    Should we plan for drought or deluge and how is CO2 released from the ocean’s floor? Several climate change projects were given a boost in the latest Marsden Fund investment of $83.6 million, Research, Science and Innovation Minister Megan Woods said today. “Climate change is long-term challenge that requires out-of-the-box ...
    BeehiveBy beehive.govt.nz
    1 week ago
  • Significant progress on Regional Comprehensive Economic Partnership (RCEP)
    Leaders of 16 countries negotiating the Regional Comprehensive Economic Partnership (RCEP) have announced the completion of negotiation on the text as well as agreement on virtually all market access issues between 15 countries. The leaders said they will work with India to resolve its outstanding concerns in a way that ...
    BeehiveBy beehive.govt.nz
    1 week ago
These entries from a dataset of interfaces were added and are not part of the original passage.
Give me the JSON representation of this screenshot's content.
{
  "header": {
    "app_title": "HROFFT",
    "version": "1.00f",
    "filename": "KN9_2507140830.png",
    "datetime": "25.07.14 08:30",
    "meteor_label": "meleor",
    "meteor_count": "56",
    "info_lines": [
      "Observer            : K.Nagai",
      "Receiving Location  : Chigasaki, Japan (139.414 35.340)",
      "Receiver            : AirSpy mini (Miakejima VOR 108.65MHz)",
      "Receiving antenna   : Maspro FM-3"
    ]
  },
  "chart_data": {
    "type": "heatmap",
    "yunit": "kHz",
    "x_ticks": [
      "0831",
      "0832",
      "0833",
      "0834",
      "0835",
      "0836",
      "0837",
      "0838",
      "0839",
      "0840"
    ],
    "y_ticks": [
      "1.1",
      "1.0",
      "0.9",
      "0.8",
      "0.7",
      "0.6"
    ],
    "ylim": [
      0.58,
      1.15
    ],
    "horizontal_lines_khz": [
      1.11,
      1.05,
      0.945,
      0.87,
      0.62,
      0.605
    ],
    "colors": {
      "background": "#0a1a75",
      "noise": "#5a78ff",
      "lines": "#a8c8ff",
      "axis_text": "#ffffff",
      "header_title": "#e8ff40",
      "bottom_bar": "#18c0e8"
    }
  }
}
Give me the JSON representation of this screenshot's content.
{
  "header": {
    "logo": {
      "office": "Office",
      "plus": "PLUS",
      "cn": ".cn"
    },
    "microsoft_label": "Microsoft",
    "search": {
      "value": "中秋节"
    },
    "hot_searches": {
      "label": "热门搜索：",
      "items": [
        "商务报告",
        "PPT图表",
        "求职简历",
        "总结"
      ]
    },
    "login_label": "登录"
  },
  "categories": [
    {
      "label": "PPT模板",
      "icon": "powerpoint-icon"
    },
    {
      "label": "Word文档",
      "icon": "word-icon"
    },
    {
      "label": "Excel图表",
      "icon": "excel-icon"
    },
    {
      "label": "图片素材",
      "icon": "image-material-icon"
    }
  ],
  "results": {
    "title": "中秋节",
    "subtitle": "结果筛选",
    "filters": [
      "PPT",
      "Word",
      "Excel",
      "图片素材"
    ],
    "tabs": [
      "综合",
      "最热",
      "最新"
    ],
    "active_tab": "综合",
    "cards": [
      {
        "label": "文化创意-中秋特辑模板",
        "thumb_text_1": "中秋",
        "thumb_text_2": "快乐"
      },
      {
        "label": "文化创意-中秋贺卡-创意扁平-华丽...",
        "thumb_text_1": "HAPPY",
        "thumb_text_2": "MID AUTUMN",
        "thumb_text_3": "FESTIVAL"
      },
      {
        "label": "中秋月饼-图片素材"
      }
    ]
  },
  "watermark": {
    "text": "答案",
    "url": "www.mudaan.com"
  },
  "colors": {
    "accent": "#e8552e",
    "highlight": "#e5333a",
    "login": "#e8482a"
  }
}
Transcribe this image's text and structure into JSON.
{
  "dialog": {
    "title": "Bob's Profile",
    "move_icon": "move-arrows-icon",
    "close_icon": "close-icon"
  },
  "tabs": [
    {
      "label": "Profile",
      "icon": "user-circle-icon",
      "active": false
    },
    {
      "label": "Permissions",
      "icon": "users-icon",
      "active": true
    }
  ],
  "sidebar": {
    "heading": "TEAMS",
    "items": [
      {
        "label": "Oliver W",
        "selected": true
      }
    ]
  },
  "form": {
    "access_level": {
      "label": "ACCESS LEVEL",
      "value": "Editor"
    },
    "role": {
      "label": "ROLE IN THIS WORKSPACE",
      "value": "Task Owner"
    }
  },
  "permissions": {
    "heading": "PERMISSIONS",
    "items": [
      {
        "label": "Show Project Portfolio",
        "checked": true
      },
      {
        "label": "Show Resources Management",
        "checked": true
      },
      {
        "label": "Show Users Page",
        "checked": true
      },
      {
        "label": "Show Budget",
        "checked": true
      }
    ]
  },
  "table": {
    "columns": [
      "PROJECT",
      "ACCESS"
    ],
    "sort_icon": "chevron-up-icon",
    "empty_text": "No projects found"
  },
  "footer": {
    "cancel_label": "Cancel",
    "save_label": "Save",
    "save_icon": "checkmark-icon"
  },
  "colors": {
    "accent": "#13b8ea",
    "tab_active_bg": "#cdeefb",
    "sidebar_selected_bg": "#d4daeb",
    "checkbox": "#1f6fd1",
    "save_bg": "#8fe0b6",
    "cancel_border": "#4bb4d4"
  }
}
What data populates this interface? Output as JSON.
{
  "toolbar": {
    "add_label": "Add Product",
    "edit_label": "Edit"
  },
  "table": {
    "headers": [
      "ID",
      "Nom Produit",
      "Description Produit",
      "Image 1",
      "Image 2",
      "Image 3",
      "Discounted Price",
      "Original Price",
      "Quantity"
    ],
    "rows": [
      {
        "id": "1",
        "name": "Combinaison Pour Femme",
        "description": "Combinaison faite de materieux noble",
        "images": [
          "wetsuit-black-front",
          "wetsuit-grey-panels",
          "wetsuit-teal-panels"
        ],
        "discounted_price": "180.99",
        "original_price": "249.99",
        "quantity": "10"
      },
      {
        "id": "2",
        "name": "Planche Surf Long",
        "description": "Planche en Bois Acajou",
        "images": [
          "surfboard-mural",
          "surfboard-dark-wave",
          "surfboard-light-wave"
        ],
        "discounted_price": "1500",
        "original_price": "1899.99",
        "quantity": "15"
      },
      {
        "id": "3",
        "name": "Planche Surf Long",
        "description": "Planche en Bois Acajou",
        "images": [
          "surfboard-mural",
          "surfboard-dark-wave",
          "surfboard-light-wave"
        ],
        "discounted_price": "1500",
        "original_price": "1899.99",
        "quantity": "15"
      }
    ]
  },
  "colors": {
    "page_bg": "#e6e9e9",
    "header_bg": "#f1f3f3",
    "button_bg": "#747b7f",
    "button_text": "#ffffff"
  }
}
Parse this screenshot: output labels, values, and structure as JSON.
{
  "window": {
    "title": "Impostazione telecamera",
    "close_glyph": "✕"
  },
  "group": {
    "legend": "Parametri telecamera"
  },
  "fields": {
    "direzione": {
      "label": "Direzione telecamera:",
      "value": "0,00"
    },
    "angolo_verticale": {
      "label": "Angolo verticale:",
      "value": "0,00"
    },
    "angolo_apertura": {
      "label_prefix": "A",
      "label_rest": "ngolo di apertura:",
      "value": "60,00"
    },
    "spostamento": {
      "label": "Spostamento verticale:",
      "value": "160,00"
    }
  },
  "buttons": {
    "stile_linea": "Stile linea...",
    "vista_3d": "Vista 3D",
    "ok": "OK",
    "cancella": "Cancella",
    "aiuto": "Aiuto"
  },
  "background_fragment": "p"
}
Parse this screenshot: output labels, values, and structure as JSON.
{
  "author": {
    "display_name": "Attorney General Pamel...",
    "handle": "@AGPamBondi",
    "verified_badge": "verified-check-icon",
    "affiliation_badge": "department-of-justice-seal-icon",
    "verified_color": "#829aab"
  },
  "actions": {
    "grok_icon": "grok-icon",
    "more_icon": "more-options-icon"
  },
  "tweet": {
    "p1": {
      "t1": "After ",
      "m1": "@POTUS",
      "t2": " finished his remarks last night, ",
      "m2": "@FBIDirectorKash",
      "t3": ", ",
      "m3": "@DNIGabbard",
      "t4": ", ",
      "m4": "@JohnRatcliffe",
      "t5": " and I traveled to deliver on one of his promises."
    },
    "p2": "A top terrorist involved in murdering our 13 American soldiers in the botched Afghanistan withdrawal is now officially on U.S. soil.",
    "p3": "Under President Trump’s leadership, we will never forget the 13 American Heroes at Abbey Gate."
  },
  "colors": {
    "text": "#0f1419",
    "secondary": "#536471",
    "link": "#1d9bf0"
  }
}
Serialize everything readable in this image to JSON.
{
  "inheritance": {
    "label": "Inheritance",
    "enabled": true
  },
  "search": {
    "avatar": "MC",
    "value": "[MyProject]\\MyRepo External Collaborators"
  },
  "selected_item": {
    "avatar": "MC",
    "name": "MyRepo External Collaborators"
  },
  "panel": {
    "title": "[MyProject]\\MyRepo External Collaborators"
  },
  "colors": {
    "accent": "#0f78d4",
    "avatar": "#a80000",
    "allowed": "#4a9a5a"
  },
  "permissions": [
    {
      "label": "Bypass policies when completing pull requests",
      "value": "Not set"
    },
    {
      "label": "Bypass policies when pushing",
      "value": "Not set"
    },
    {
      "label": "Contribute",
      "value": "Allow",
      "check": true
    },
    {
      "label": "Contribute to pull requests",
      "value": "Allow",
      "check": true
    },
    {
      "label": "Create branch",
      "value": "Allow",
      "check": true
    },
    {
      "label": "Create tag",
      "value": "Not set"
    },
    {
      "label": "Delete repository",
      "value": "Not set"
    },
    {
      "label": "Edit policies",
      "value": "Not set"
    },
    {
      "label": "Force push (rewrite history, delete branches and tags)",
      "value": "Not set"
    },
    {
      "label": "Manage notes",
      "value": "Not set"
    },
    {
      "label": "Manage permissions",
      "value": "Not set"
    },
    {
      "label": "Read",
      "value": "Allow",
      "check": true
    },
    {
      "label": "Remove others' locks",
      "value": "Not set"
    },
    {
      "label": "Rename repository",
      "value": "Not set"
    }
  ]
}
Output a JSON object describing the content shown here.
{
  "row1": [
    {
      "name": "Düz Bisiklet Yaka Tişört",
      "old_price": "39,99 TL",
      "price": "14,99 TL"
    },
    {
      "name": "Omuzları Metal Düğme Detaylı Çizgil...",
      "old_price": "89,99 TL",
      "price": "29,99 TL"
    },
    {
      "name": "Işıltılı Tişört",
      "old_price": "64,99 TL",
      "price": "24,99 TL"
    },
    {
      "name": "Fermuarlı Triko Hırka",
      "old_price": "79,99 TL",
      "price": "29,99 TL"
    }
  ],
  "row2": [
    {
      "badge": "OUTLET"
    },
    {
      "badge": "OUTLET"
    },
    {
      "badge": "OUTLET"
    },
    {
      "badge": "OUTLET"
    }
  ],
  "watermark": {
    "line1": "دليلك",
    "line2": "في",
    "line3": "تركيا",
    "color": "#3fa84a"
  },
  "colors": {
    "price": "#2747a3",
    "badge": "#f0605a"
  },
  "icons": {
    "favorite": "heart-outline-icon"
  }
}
  • Learn how to stay safe on World Tsunami Awareness Day
    Civil Defence Minister Hon Peeni Henare says World Tsunami Awareness Day today (5 November) is a chance for all New Zealanders to learn more about the tsunami risk in our regions and the right actions to take to stay safe. “All of New Zealand’s coastline is at risk of tsunami. ...
    BeehiveBy beehive.govt.nz
    1 week ago
  • Formal recognition at last for paramedics’ frontline medical role
    New Zealand’s more than 1000 paramedics are to have their role as key frontline health professionals formally recognised and regulated in the same way as doctors and nurses, Health Minister David Clark says. The Government has agreed to regulate paramedics under the Health Practitioners Competence Assurance Act 2003. “Paramedic leaders ...
    BeehiveBy beehive.govt.nz
    1 week ago